Cambridge University researchers have developed a new method for testing cognitive decline in mice with Huntington disease by using an automated touch screen. This screen is intended to allow researchers to study more effectively the cognitive difficulties in Huntington’s disease and other neurodegenerative disorders such as in Alzheimer’s and CJD. Here’s is a scoop from Cambridge University:
The automated screen developed by Cambridge scientists provides a simple means of assessing cognition, in a way that requires minimal movement on the part of the mouse. The mouse makes its response by touching its nose to the touch-sensitive screen. This means that the HD mice can complete the task, despite motor problems.
Other benefits are that it is less labour intensive, less time consuming and less stressful for mice, compared to traditional testing methods. Given the difficulties associated with these traditional methods, progress to date in trialling new treatments for cognitive deficits has been slow with contract research organisations understandably reluctant to engage with such research. Given the ease of use of the touch screen system, it is hoped this will change.
Dr Jenny Morton, Dr Lisa Saksida and Dr Tim Bussey from the Departments of Pharmacology and Experimental Psychology at the University of Cambridge, who led the research, tested normal mice and mice carrying the HD gene mutation. The task set was a choice between two visual stimuli on a touch-sensitive computer screen. If a mouse touched the correct stimulus, it was rewarded with food pellets; if it touched the incorrect stimulus, the lights went out and the mouse did not get a reward.
Both normal and HD mice learnt to touch the correct stimulus with their noses and were able to learn the correct stimulus to obtain a reward by day 10.
The researchers also demonstrated that when the stimuli were reversed (so the stimulus that had previously been correct was now incorrect), HD mice struggled with the task although younger HD mice, who had not progressed as far in the disease, eventually learned it. When the mice were then presented with a new pair of stimuli, this proved too difficult even for the younger HD mice.
Importantly, and where the screen is so valuable, all the HD mice were physically able to complete the task (i.e. they were able physically to touch the screen and obtain rewards, even though their responses were often incorrect). This indicates that their poor cognitive performance was not secondary to motor impairments.
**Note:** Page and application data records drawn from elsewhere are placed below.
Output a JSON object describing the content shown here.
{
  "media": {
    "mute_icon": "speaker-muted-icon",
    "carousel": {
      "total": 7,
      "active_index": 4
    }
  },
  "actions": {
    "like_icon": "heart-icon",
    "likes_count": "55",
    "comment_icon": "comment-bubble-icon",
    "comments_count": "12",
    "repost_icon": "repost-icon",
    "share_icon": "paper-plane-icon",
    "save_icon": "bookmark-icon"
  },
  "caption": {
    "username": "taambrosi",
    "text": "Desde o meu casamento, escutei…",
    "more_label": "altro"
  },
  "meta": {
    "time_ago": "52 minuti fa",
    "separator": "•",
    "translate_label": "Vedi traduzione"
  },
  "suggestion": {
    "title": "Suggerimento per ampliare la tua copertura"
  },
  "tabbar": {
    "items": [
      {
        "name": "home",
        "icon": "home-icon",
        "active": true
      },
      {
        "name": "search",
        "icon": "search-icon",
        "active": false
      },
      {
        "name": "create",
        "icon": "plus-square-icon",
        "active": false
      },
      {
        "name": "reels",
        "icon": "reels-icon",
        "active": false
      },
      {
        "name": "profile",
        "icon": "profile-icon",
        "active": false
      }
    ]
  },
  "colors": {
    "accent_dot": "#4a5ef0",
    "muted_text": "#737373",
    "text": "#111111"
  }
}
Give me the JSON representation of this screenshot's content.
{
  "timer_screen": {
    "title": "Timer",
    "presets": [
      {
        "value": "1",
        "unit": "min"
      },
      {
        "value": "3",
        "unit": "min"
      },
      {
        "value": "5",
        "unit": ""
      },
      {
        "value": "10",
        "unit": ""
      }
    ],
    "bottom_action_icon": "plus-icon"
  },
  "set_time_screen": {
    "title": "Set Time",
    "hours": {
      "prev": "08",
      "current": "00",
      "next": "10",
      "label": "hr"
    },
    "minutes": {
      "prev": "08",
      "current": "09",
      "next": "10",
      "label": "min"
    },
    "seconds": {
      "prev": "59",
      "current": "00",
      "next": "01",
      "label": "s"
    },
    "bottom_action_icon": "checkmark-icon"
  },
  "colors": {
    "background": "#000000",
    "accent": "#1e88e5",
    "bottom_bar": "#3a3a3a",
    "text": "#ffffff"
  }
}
It also confirms that mice with HD have cognitive problems that worsen with increasing age.